§ **The task**: Copy out, from the entries below, each line holding the string "ασθενής".

Web page and app entries:
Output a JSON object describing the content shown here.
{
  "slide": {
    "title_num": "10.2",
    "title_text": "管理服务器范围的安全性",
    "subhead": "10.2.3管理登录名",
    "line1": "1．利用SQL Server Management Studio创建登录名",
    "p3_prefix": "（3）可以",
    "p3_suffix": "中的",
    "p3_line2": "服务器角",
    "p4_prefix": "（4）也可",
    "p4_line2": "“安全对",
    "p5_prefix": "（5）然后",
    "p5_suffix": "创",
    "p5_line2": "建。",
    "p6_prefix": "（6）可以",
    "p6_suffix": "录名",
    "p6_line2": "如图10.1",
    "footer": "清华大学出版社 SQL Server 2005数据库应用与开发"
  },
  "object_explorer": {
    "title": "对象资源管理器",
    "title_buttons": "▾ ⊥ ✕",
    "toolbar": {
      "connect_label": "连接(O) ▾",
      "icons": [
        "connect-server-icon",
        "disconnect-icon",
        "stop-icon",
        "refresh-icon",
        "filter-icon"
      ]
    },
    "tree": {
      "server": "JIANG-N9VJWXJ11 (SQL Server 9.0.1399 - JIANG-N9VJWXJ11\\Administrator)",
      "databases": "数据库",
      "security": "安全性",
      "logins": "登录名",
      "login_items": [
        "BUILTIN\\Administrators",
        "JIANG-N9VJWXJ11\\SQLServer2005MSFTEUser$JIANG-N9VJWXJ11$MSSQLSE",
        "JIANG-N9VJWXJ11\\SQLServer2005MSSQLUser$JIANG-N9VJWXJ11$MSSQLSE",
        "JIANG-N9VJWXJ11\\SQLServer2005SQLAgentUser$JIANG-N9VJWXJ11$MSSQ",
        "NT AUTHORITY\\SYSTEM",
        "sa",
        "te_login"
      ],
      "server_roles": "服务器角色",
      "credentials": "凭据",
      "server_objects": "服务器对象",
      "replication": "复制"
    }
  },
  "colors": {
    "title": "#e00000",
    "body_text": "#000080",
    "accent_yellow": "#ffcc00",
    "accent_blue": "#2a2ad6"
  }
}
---
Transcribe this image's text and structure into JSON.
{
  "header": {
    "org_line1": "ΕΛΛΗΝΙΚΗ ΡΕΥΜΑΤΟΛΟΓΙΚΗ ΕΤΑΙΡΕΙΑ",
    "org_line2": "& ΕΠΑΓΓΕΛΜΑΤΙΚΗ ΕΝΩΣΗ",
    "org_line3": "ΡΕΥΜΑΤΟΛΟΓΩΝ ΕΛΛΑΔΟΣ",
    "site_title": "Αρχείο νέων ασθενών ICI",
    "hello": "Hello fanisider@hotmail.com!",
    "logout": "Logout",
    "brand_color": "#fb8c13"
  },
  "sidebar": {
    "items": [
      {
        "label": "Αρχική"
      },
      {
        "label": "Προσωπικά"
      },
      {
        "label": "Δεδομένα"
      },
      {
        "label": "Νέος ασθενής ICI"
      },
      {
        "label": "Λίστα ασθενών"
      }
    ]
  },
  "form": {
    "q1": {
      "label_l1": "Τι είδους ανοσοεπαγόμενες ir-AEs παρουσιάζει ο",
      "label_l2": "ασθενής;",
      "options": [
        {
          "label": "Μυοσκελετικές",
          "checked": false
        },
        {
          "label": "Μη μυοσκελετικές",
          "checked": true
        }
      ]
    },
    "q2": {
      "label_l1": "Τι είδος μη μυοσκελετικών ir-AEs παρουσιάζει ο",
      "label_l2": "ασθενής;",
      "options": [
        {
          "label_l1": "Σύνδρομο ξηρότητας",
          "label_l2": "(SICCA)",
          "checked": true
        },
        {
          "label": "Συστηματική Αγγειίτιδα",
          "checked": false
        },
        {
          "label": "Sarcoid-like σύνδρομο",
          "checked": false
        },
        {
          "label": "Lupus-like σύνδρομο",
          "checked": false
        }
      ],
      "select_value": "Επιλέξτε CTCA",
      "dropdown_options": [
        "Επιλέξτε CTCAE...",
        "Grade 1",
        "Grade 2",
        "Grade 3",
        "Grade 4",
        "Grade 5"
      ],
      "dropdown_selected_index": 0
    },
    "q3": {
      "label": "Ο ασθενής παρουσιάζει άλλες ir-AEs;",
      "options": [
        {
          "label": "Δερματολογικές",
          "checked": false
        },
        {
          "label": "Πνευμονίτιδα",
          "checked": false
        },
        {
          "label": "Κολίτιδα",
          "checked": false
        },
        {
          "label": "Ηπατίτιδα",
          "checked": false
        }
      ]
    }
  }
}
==
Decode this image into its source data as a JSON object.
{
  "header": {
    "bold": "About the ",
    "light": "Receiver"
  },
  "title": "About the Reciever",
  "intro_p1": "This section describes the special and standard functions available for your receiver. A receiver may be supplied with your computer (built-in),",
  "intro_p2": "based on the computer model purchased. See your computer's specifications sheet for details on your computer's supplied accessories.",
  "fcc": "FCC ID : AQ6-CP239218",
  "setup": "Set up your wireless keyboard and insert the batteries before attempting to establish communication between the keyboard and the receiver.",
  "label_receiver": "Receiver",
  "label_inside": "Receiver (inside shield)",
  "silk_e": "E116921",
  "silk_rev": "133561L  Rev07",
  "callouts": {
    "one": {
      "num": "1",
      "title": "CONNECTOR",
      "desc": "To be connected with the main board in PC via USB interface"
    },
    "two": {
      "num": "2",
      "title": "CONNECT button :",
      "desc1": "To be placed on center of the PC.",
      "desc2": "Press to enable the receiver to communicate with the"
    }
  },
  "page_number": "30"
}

§ **Written response**:
        "label": "Νέος ασθενής ICI"
      "label_l2": "ασθενής;",
      "label_l2": "ασθενής;",
      "label": "Ο ασθενής παρουσιάζει άλλες ir-AEs;",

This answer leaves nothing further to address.